Another of our recommendations said:

"We believe that one area in which the military could play an important role is policing and protection. We urge the military to develop plans to provide such protection, where requested, for humanitarian work if they have not already do so."

The then Secretary of State replied:

"The need for the maintenance of law and order has been fully appreciated and incorporated into campaign planning."

The Secretary of State ended her response to the Committee's report by saying:

"The Government is strongly committed to ensuring that we urgently relieve the suffering of the Iraqi people. In our view, the overall level of preparedness of the international community to cope with the humanitarian challenges which may lie ahead in Iraq is not as great as it could be . . . We will focus, in particular, on efforts to ensure that the UN is both funded and enabled, through Security Council resolutions, to play a leading role."
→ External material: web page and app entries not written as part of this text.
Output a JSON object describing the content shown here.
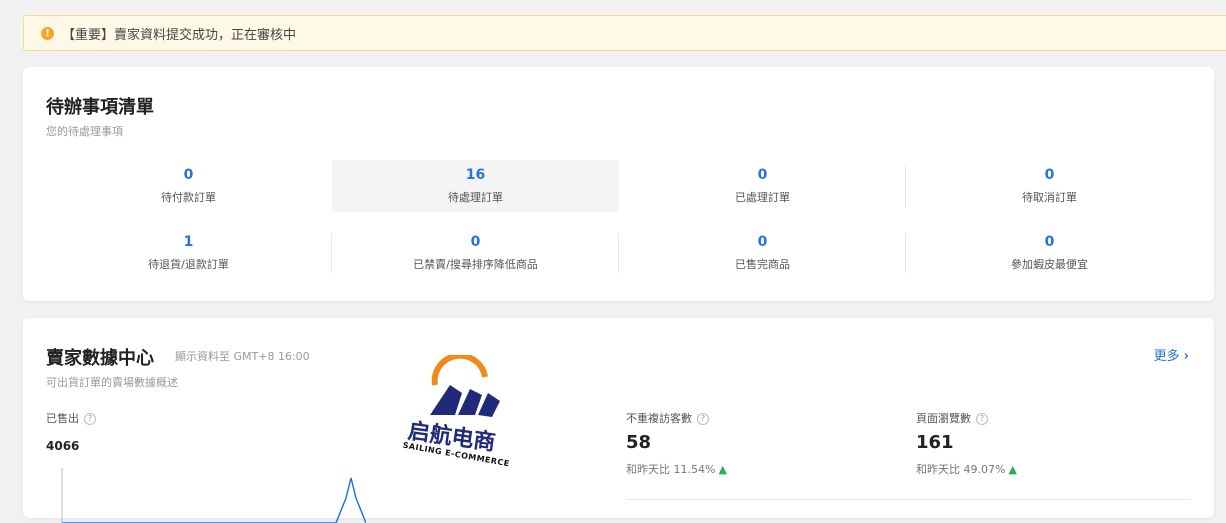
{
  "notice": {
    "text": "【重要】賣家資料提交成功，正在審核中",
    "icon": "exclamation-icon"
  },
  "todo": {
    "title": "待辦事項清單",
    "subtitle": "您的待處理事項",
    "items": [
      {
        "value": "0",
        "label": "待付款訂單"
      },
      {
        "value": "16",
        "label": "待處理訂單"
      },
      {
        "value": "0",
        "label": "已處理訂單"
      },
      {
        "value": "0",
        "label": "待取消訂單"
      },
      {
        "value": "1",
        "label": "待退貨/退款訂單"
      },
      {
        "value": "0",
        "label": "已禁賣/搜尋排序降低商品"
      },
      {
        "value": "0",
        "label": "已售完商品"
      },
      {
        "value": "0",
        "label": "參加蝦皮最便宜"
      }
    ]
  },
  "data_center": {
    "title": "賣家數據中心",
    "time_note": "顯示資料至 GMT+8 16:00",
    "subtitle": "可出貨訂單的賣場數據概述",
    "more": "更多",
    "sold": {
      "label": "已售出",
      "value": "4066"
    },
    "visitors": {
      "label": "不重複訪客數",
      "value": "58",
      "compare": "和昨天比 11.54%"
    },
    "pageviews": {
      "label": "頁面瀏覽數",
      "value": "161",
      "compare": "和昨天比 49.07%"
    }
  },
  "watermark": {
    "text": "启航电商",
    "subtext": "SAILING E-COMMERCE"
  },
  "colors": {
    "accent": "#2673dd",
    "warning": "#f5a623",
    "up": "#27ae60"
  }
}
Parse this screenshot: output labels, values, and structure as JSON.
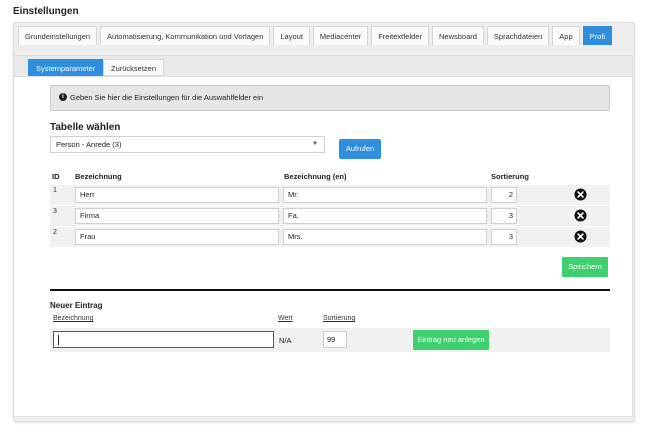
{
  "page": {
    "title": "Einstellungen"
  },
  "tabs": [
    {
      "label": "Grundeinstellungen",
      "active": false
    },
    {
      "label": "Automatisierung, Kommunikation und Vorlagen",
      "active": false
    },
    {
      "label": "Layout",
      "active": false
    },
    {
      "label": "Mediacenter",
      "active": false
    },
    {
      "label": "Freitextfelder",
      "active": false
    },
    {
      "label": "Newsboard",
      "active": false
    },
    {
      "label": "Sprachdateien",
      "active": false
    },
    {
      "label": "App",
      "active": false
    },
    {
      "label": "Profi",
      "active": true
    }
  ],
  "subtabs": [
    {
      "label": "Systemparameter",
      "active": true
    },
    {
      "label": "Zurücksetzen",
      "active": false
    }
  ],
  "info": {
    "icon": "info-circle-icon",
    "text": "Geben Sie hier die Einstellungen für die Auswahlfelder ein"
  },
  "table_select": {
    "title": "Tabelle wählen",
    "selected": "Person - Anrede (3)",
    "button_label": "Aufrufen"
  },
  "table": {
    "columns": {
      "id": "ID",
      "bezeichnung": "Bezeichnung",
      "bezeichnung_en": "Bezeichnung (en)",
      "sortierung": "Sortierung"
    },
    "rows": [
      {
        "id": "1",
        "bezeichnung": "Herr",
        "bezeichnung_en": "Mr.",
        "sortierung": "2"
      },
      {
        "id": "3",
        "bezeichnung": "Firma",
        "bezeichnung_en": "Fa.",
        "sortierung": "3"
      },
      {
        "id": "2",
        "bezeichnung": "Frau",
        "bezeichnung_en": "Mrs.",
        "sortierung": "3"
      }
    ],
    "delete_icon": "close-circle-icon",
    "save_label": "Speichern"
  },
  "new_entry": {
    "title": "Neuer Eintrag",
    "label_bezeichnung": "Bezeichnung",
    "label_wert": "Wert",
    "label_sortierung": "Sortierung",
    "bezeichnung_value": "",
    "wert_value": "N/A",
    "sortierung_value": "99",
    "button_label": "Eintrag neu anlegen"
  },
  "colors": {
    "accent_blue": "#2f8fde",
    "accent_green": "#3ecf6e",
    "panel_gray": "#eeeeee"
  }
}
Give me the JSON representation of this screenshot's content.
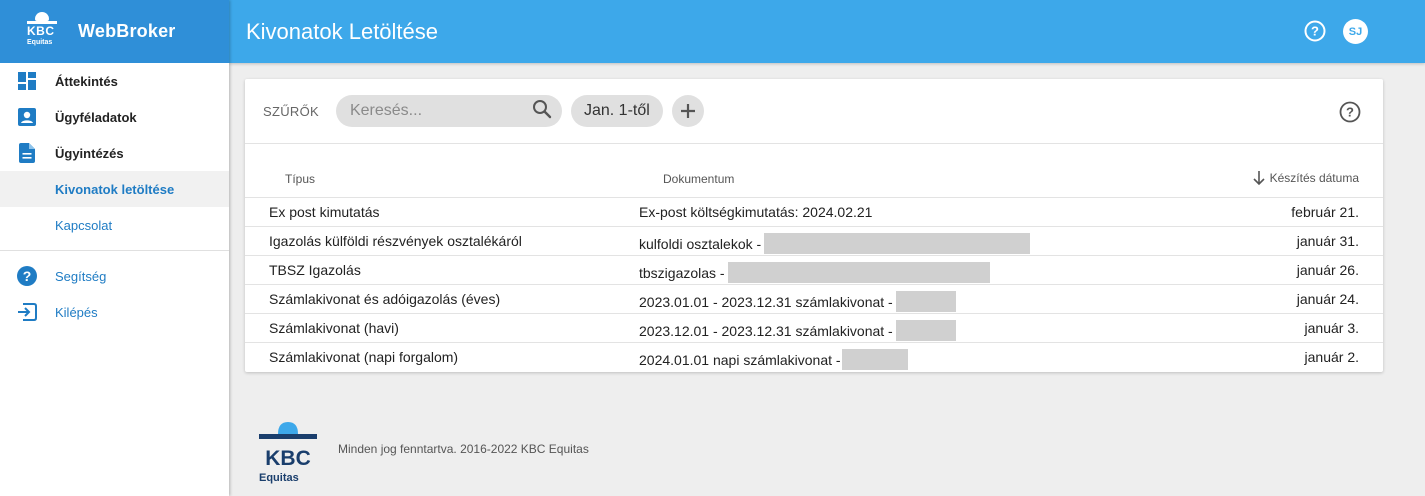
{
  "brand": {
    "logo_text": "KBC",
    "logo_sub": "Equitas",
    "app_name": "WebBroker",
    "color": "#2f8fd8"
  },
  "header": {
    "title": "Kivonatok Letöltése",
    "help_icon": "help-circle-icon",
    "avatar_initials": "SJ",
    "color": "#3da8ea"
  },
  "sidebar": {
    "items": [
      {
        "label": "Áttekintés",
        "icon": "dashboard-icon"
      },
      {
        "label": "Ügyféladatok",
        "icon": "account-box-icon"
      },
      {
        "label": "Ügyintézés",
        "icon": "document-icon"
      }
    ],
    "subitems": [
      {
        "label": "Kivonatok letöltése",
        "active": true
      },
      {
        "label": "Kapcsolat",
        "active": false
      }
    ],
    "links": [
      {
        "label": "Segítség",
        "icon": "help-icon"
      },
      {
        "label": "Kilépés",
        "icon": "exit-icon"
      }
    ]
  },
  "filters": {
    "label": "SZŰRŐK",
    "search_placeholder": "Keresés...",
    "date_chip": "Jan. 1-től"
  },
  "table": {
    "headers": {
      "type": "Típus",
      "document": "Dokumentum",
      "date": "Készítés dátuma"
    },
    "sort": "descending",
    "rows": [
      {
        "type": "Ex post kimutatás",
        "document": "Ex-post költségkimutatás: 2024.02.21",
        "date": "február 21.",
        "redacted": false
      },
      {
        "type": "Igazolás külföldi részvények osztalékáról",
        "document": "kulfoldi osztalekok -",
        "date": "január 31.",
        "redacted": true
      },
      {
        "type": "TBSZ Igazolás",
        "document": "tbszigazolas -",
        "date": "január 26.",
        "redacted": true
      },
      {
        "type": "Számlakivonat és adóigazolás (éves)",
        "document": "2023.01.01 - 2023.12.31 számlakivonat -",
        "date": "január 24.",
        "redacted": true
      },
      {
        "type": "Számlakivonat (havi)",
        "document": "2023.12.01 - 2023.12.31 számlakivonat -",
        "date": "január 3.",
        "redacted": true
      },
      {
        "type": "Számlakivonat (napi forgalom)",
        "document": "2024.01.01 napi számlakivonat -",
        "date": "január 2.",
        "redacted": true
      }
    ]
  },
  "footer": {
    "logo_text": "KBC",
    "logo_sub": "Equitas",
    "copyright": "Minden jog fenntartva. 2016-2022 KBC Equitas"
  }
}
The Government acknowledged that there was a need for post-conflict planning, but as the current Secretary of State for International Development said, they planned for the wrong scenario. It was clear from the evidence that we took from the United Nations, both here and in New York, and from senior officials such as the director of USAID, Andrew Natsios, in Washington, that the post-conflict planning was both far too limited and unco-ordinated. That reinforces the need for the UN to have a key position. If the new Iraq is to fulfil the vision of the beacon of democracy, prosperity and freedom that President Bush has talked about, the Iraqi people must feel that they have ownership of this process. They must feel that they have confidence in this process, which means that it must be a UN process. That security force must be a blue beret security force, and if we are to have an economic effort to rebuild Iraq, it must be an international effort, not just a United States effort.

There is no doubt that we have removed an evil dictator who was oppressing the people of Iraq. I have every sympathy with those inside and outside Iraq who sought his removal. However, the case should have been made to the international community and executed under the auspices of the international institutions that we have spent half a century building up. Let us now restore the confidence and legitimacy of the United Nations. Let the United Kingdom and the United States put their strength and resources at the disposal of the UN for the benefit of the Iraqi people and for peace in the middle east.